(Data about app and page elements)
+ + + + +

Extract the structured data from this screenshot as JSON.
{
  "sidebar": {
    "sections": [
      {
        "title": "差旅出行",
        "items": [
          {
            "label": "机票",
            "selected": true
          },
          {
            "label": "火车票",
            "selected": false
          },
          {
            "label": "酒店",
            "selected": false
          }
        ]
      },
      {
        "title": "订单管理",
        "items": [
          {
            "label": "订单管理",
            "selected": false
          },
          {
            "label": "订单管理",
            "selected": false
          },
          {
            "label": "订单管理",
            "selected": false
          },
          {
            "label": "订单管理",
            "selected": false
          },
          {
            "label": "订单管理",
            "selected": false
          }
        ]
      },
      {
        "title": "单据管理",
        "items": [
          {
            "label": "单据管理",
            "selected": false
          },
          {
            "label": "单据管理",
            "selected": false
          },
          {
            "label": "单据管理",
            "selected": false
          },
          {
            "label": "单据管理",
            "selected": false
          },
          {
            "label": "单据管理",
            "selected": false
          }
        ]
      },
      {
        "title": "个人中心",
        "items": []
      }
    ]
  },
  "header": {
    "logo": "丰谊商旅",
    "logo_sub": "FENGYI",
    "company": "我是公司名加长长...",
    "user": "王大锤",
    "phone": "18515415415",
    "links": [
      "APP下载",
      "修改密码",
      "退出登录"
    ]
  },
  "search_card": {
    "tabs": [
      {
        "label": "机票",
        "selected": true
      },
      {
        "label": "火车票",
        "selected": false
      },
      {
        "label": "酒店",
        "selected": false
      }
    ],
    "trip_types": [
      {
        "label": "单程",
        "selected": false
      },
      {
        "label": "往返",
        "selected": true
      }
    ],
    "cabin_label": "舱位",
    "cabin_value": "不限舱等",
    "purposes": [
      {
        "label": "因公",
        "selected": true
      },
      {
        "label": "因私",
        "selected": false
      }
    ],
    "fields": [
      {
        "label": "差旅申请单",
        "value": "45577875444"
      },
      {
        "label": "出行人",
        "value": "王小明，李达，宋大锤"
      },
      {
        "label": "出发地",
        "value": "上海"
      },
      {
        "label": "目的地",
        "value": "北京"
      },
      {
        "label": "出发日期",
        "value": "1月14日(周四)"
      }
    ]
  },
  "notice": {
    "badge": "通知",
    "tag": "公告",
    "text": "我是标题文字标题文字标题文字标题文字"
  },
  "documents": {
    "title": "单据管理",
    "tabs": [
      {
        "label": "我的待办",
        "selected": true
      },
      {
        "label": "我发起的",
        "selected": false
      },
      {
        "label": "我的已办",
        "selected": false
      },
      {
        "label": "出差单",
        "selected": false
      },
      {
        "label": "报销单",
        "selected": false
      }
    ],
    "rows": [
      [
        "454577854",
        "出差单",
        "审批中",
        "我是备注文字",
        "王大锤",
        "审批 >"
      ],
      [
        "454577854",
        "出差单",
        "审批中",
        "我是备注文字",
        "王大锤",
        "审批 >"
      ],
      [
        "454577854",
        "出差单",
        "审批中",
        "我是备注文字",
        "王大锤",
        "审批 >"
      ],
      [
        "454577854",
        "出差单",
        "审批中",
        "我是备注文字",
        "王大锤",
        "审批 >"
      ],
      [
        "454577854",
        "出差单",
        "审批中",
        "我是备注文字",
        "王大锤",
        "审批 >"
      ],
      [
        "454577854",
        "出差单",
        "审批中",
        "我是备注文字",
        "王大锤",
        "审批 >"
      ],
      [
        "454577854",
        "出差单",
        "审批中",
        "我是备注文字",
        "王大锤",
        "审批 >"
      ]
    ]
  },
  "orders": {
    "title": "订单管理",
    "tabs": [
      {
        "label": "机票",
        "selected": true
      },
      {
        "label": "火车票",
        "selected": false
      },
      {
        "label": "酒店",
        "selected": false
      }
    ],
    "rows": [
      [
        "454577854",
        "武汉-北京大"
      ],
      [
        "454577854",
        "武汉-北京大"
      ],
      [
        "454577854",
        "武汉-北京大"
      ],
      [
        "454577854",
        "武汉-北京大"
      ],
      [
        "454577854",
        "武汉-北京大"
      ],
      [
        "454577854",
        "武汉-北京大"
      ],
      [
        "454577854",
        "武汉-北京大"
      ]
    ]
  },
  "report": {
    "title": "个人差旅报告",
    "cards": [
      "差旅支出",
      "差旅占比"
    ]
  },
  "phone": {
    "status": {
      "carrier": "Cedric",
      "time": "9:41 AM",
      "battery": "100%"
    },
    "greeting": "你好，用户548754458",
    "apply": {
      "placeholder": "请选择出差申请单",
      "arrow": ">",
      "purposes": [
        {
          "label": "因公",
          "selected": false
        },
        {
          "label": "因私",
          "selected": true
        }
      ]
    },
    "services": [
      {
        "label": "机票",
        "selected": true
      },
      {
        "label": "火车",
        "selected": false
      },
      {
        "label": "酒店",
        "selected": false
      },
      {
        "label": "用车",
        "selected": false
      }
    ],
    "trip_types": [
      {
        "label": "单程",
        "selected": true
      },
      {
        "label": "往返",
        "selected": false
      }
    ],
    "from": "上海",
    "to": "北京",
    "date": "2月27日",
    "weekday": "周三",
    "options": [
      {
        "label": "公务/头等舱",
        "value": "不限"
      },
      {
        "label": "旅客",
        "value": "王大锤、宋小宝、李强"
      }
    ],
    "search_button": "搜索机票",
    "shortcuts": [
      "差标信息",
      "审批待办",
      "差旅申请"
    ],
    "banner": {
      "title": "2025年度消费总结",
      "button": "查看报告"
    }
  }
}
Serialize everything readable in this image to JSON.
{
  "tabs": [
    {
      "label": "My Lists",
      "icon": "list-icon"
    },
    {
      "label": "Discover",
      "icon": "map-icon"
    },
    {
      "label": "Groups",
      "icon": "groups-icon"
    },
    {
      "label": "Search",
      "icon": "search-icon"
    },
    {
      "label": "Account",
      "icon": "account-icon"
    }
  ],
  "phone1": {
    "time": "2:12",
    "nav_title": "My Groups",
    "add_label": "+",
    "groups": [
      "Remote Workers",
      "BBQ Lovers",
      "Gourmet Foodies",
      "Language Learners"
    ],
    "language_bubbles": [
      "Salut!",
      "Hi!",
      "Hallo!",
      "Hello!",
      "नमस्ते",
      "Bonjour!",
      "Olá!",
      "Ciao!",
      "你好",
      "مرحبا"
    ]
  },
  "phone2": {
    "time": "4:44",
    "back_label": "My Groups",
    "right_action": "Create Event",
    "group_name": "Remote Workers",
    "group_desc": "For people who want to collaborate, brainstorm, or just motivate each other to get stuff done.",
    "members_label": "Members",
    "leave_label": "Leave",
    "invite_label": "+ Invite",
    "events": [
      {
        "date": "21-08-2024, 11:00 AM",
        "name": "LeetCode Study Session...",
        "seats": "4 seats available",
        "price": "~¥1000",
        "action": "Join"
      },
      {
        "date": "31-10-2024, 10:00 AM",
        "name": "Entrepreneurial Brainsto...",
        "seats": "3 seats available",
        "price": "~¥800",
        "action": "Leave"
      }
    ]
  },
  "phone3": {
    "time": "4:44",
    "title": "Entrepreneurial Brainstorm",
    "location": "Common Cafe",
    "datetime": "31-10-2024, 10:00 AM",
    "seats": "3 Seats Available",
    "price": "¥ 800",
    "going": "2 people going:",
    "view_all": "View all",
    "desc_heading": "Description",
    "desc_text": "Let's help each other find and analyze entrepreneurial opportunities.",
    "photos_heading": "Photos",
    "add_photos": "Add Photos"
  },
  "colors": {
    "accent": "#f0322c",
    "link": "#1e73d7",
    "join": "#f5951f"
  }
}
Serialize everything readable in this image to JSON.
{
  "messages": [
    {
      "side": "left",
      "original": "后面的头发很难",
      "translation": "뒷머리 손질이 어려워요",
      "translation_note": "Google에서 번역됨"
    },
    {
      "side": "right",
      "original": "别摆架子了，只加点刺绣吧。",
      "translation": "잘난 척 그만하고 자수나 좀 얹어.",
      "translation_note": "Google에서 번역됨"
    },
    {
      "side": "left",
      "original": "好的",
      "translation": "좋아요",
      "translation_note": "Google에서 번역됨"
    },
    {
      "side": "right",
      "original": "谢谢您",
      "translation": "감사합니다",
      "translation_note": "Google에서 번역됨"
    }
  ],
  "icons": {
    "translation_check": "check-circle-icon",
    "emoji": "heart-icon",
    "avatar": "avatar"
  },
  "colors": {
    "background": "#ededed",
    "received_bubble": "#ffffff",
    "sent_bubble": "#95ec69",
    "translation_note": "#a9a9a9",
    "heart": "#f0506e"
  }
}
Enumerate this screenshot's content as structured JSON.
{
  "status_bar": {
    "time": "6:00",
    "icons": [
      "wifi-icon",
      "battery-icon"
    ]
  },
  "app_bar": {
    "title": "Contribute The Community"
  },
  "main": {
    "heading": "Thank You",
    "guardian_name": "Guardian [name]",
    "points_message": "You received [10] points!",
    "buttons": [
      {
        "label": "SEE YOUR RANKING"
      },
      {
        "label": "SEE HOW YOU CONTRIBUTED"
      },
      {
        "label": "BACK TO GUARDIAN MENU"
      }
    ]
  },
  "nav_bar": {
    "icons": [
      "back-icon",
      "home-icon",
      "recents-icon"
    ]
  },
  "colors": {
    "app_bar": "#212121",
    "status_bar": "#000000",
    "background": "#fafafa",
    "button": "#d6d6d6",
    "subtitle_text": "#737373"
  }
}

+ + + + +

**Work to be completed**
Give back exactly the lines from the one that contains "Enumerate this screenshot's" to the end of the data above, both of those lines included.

**Response to the task**
Enumerate this screenshot's content as structured JSON.
{
  "status_bar": {
    "time": "6:00",
    "icons": [
      "wifi-icon",
      "battery-icon"
    ]
  },
  "app_bar": {
    "title": "Contribute The Community"
  },
  "main": {
    "heading": "Thank You",
    "guardian_name": "Guardian [name]",
    "points_message": "You received [10] points!",
    "buttons": [
      {
        "label": "SEE YOUR RANKING"
      },
      {
        "label": "SEE HOW YOU CONTRIBUTED"
      },
      {
        "label": "BACK TO GUARDIAN MENU"
      }
    ]
  },
  "nav_bar": {
    "icons": [
      "back-icon",
      "home-icon",
      "recents-icon"
    ]
  },
  "colors": {
    "app_bar": "#212121",
    "status_bar": "#000000",
    "background": "#fafafa",
    "button": "#d6d6d6",
    "subtitle_text": "#737373"
  }
}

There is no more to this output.